Film review by: Witney Seibold
The pleasures of Joe Wright’s killer teenager thriller lie in just how batshit crazy it is. You can tell that Wright (known for grown-up dramas like “Atonement” and “Pride & Prejudice”) was intent on telling a modern-day fairy tale, complete with a peaceful cabin in the woods, a wicked childless stepmother, a young girl losing her innocence, and a showdown amongst giant mushrooms and wicked wolves. What he ended up making was a thriller so wild, so oversaturated with color, packed with so much delightfully implausible violence, so noisy and so bizarre that one begins to smile in a joyous and thrilled incredulity. When the 16-year-old Hanna (a gamely feral Saoirse Ronan) begins kicking grown men in the face, and fashioning bows and arrows out of sticks and twigs, you smile. When you see where her story has taken us, you squeal in glee. What a fun, ridiculous film.
Hanna is living in the woods of Finland with her father Erik (Eric Bana). She has clearly been there since birth, and all she knows is what Erik has read to her out of an old encyclopedia. She has never heard music, or seen a car or a plane, and she can arrow down reindeer with the best off them. Erik seems to have her on a curious regimen of assassin training. To what end we will soon learn…
It turns out Erik has a past with a shadowy CIA-like organization, headed up by a ballbusting, shoulder-padded Cate Blanchett, whose character skirts dangerously close to fetishistic schoolmarm, right down to the loving, sexual closeups of her ugly spiked heels. Erik has a machine that alerts Blanchett to his location (for some reason), and he decides that it’s Hanna’s chance to enter the real world. Her baptism involves separating her from anyone she knows, insisting she kill many people, stick to a backstory, escape from the CIA compound where she’s taken, and hitchhiking across Europe with a loving hippie family (Jason Flemyng and Olivia Williams) and brave a vaguely Sapphic relationship with their callow teenage daughter (Jessica Barden). Ronan is perfect in the role, as she seems overwhelmed by the new worlds she encounters, but is still possessed of a weird, doe-eyed innocence that is only offset by her occasional bouts of extreme violence. Well, no so extreme; the film is rated PG-13.
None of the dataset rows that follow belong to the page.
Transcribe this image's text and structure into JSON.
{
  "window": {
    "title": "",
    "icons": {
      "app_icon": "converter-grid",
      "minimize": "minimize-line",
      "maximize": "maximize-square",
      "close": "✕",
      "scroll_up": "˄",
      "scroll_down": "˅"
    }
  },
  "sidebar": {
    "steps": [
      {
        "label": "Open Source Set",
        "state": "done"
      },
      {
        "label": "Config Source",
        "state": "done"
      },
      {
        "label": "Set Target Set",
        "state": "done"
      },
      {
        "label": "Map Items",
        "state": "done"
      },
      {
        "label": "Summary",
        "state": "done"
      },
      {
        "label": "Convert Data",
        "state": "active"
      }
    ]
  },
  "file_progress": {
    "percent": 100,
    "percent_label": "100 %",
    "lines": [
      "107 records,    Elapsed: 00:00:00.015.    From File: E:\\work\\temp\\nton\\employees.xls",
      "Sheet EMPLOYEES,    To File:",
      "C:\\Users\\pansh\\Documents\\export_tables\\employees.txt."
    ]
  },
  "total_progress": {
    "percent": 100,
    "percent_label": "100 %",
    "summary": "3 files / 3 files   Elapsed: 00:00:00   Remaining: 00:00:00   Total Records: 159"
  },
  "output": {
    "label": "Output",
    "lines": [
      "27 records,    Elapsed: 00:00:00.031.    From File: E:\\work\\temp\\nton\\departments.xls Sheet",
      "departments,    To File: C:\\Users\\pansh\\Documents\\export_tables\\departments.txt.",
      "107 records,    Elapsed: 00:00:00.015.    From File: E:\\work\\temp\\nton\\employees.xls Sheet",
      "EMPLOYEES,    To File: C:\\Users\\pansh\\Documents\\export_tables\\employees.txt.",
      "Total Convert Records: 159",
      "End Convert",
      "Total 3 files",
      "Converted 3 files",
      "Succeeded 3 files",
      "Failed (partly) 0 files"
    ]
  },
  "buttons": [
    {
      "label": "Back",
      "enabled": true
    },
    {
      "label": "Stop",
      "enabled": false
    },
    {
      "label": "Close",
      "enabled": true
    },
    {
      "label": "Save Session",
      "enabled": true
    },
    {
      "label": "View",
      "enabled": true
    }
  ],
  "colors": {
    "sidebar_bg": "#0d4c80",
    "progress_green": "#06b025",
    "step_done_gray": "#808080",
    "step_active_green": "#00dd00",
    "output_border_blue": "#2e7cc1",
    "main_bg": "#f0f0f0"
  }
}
On her trail is a horrifying evil thug (Tom Hollander), who looks like an evil version of Thomas Lennon from “The State,” and is always seen in a creepy blue nylon tracksuit, and a pair of white patent-leather flats. The thug is a menacing character, but is vaguely hilarious.
“Hanna’s” score was composed and performed by the techno outfit The Chemical Brothers, and it’s their music that lends the film is delirious tone. Pounding, repetitive and possessed of a strangely music box quality, the music gives you the feeling that you’re in some sort of fantasy madhouse at times. That part of the film’s finale takes place in an abandoned amusement part, with a funny imp-like man playing Edvard Grieg for our heroin, while he lurches arhythmically through a fiberglass house of giant mushrooms, only serves to disorient you further.
Each of Wright’s film has featured a single, virtuosic shot that lasts about three minutes without an edit. In “Pride & Prejudice,” there was the party scene. In “Atonement,” there was the surreal passage through hundreds of bored soldiers constructing a carnival on the beach. In “Hanna,” we have Eric Bana leaving a train, walking down a long corridor into an underground passage, where he fights a group of bad guys, killing them all with a knife.
I’m not sure if Wright was entirely successful in making “Hanna” feel like a legitimate fairytale, but he has managed to make a hugely enjoyable, and solidly nutty thriller.